These strategies are on  sliding scale from dedicating your life to deep work all the way to your life is out of control and full of chaos so you do what you can. This isn’t necessarily a bad thing or your fault – an example of the 4th strategy being necessary is if you just had a baby and work a day job (applies to both mother and father). Or you’re a sales person in the busy season. Make hay when the sun shines. And fit in deep work when possible. But never forget about it because it has major benefits. There are some jobs that prohibit the practice of deep work, fast paced and high decision making scenarios. CEO’s are an example of this. During the day perform you duties as necessary – IMHO it is important for professional and personal growth to do deep work in your off-work hours.
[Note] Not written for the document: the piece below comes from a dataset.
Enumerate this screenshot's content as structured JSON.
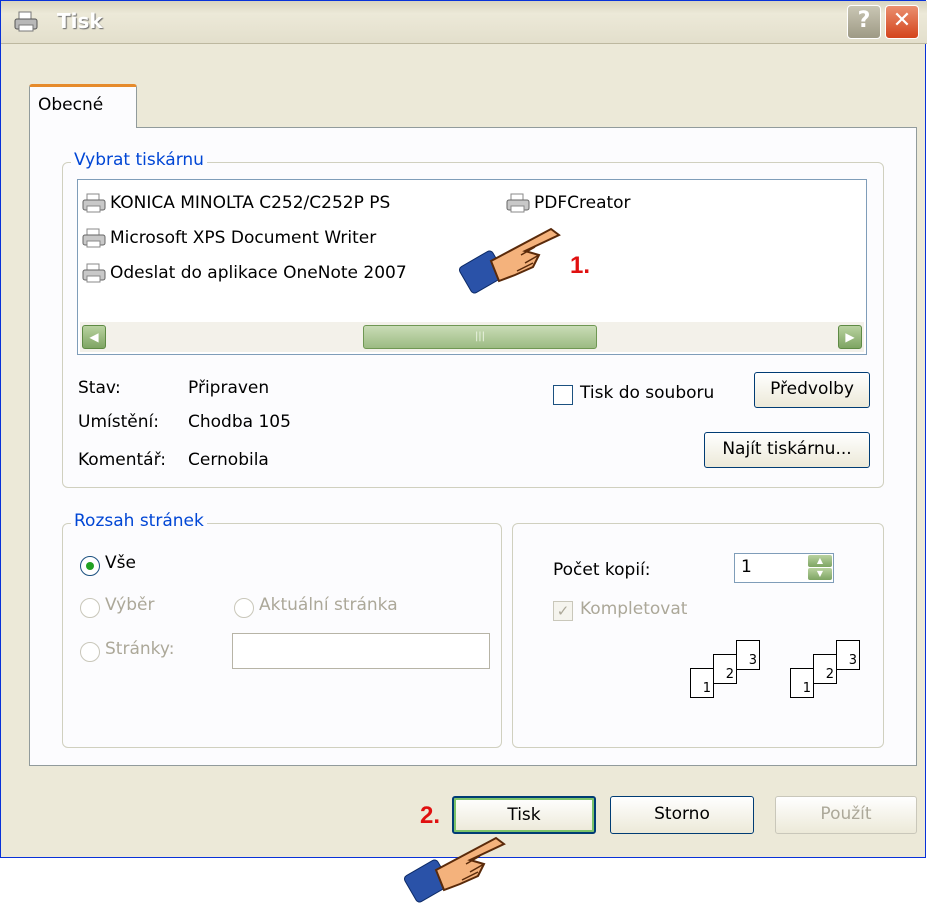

Bill Gates, Warren Buffett, and other CEO’s and great business leaders make time to do intense reading and other deep work type of activity.
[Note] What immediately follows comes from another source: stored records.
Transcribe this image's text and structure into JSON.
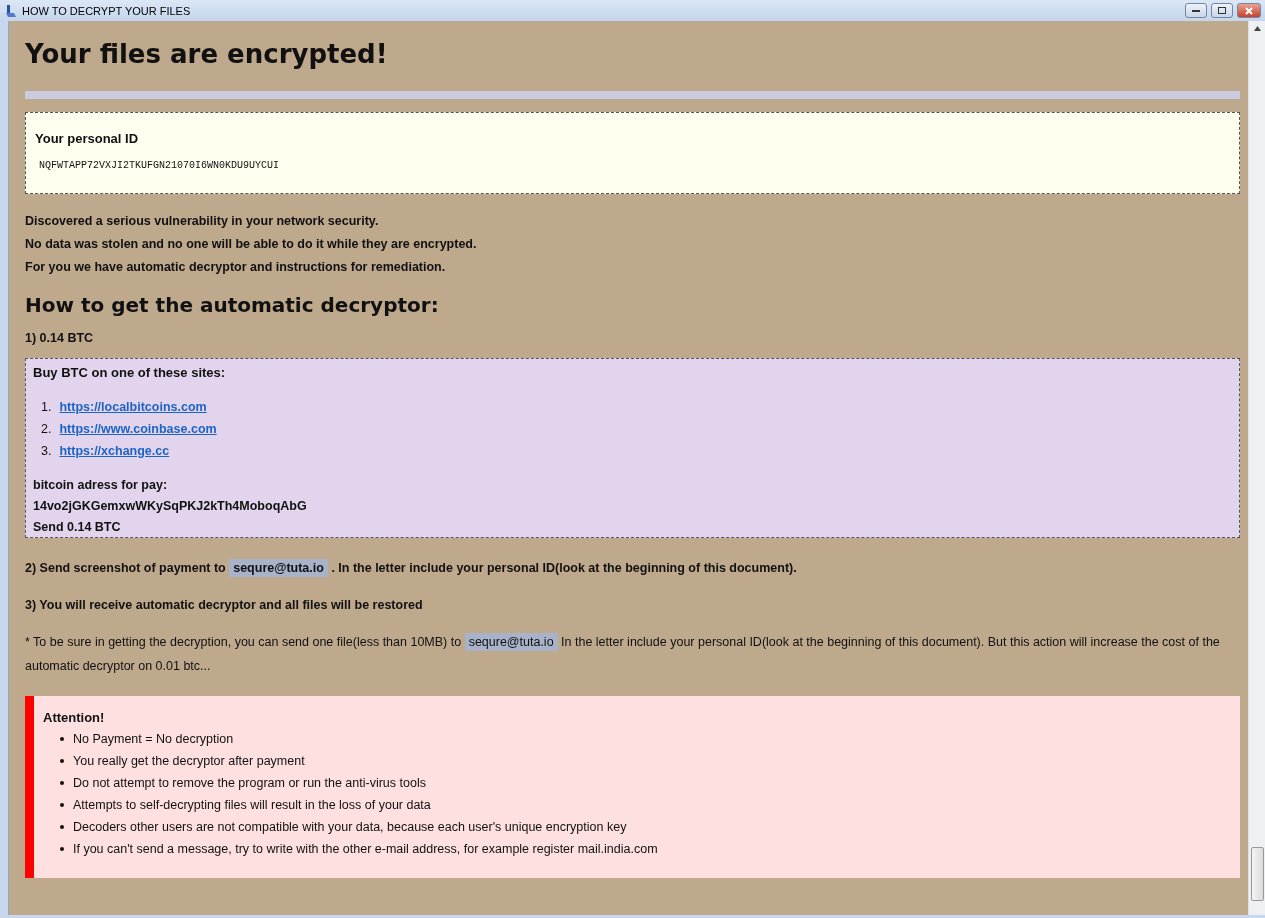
{
  "window": {
    "title": "HOW TO DECRYPT YOUR FILES"
  },
  "heading": "Your files are encrypted!",
  "id_box": {
    "label": "Your personal ID",
    "value": "NQFWTAPP72VXJI2TKUFGN21070I6WN0KDU9UYCUI"
  },
  "intro": [
    "Discovered a serious vulnerability in your network security.",
    "No data was stolen and no one will be able to do it while they are encrypted.",
    "For you we have automatic decryptor and instructions for remediation."
  ],
  "subheading": "How to get the automatic decryptor:",
  "step1": "1) 0.14 BTC",
  "btc_box": {
    "title": "Buy BTC on one of these sites:",
    "sites": [
      {
        "number": "1.",
        "url": "https://localbitcoins.com"
      },
      {
        "number": "2.",
        "url": "https://www.coinbase.com"
      },
      {
        "number": "3.",
        "url": "https://xchange.cc"
      }
    ],
    "address_label": "bitcoin adress for pay:",
    "address": "14vo2jGKGemxwWKySqPKJ2kTh4MoboqAbG",
    "send": "Send 0.14 BTC"
  },
  "step2": {
    "before": "2) Send screenshot of payment to",
    "email": "sequre@tuta.io",
    "after": ". In the letter include your personal ID(look at the beginning of this document)."
  },
  "step3": "3) You will receive automatic decryptor and all files will be restored",
  "note": {
    "before": "* To be sure in getting the decryption, you can send one file(less than 10MB) to",
    "email": "sequre@tuta.io",
    "after": "In the letter include your personal ID(look at the beginning of this document). But this action will increase the cost of the automatic decryptor on 0.01 btc..."
  },
  "attention": {
    "title": "Attention!",
    "items": [
      "No Payment = No decryption",
      "You really get the decryptor after payment",
      "Do not attempt to remove the program or run the anti-virus tools",
      "Attempts to self-decrypting files will result in the loss of your data",
      "Decoders other users are not compatible with your data, because each user's unique encryption key",
      "If you can't send a message, try to write with the other e-mail address, for example register mail.india.com"
    ]
  }
}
The author mentions that in order to perform deep work and in general be productive one must not think about work outside of work time. Likewise do not think of non-work related activities (distractions) during work. This clear and unambiguous separation of work and non-work is important for the brain to refresh and operate optimally in the appropriate mode for the right time.

An analogy would be doing work on your vacation and surfing the web during work-time. It’s ok that your subconscious works on problems in the background. You will get the eureka moments in the shower, a solution to that hard work problem. That’s fine, write it down and save the answer for your next work-time.

The sub-conscious is a powerful parallel processor that needs time to switch modes. If we constantly dabble with work all day, and play during our work-time, then we don’t give the brain the contrast it needs. This is similar to how we need to cleanse our palette with a cracker between wine samples during a wine tasting. If we were to take sip after sip without a break or contrast, all the wines blur and merge together to one ambiguous experience.

Analogy of the hard disk. As a hard drive, the old school mechanical type, gets fragmented (files are written then some delete, then more written) the files become split up into smaller pieces and must be put back together when the file needs to be read. Over a long time, the files become fragmented that performance of the computer slows significantly. The same goes for your brain. If you are constantly distracted, your brain doesn’t have sufficient time to think of one thing because it is constantly context-switching from one thought to the next. This is why many distractions detracts from deep work.

Humans are terrible at multitasking. A perfect example is texting while driving. That problem has become so bad that laws are now being passed to make it punishable. Almost as many accidents now are caused by texting while driving as there are drinking and driving. Context switching has fixed overhead. It takes time to stop thinking about one thing and start thinking about another, like the hard drive and baseball pitcher example. Hopping all around the hard disk and warm-up & cool-down activities are required overhead that does not contribute to productivity. The key is to minimize all non-productive activity/requirements. Time blocking a large segment of time will maximize productivity because it allows one to maximize time in deep thinking and reduces the number of context switches one needs to make.

Make the most of unproductive time with productive meditation. Use your “unproductive” time to do deep thinking. Are you a captive audience on the train or waiting in the airport. Don’t miss your flight! But during this time you can perform deep work, or a form of meditation that facilitates deep work. The meditation includes focusing your thoughts on one thing – hopefully the most important problem you have to solve. Fight letting your mind wander, daydreaming, or external distractions.

For next time:
How to perform deep work
Deep work vs. K Anders Ericsson deliberate practice vs. Mihail Csikzentmihalyi flow
4DX The 4 Disciplines of Execution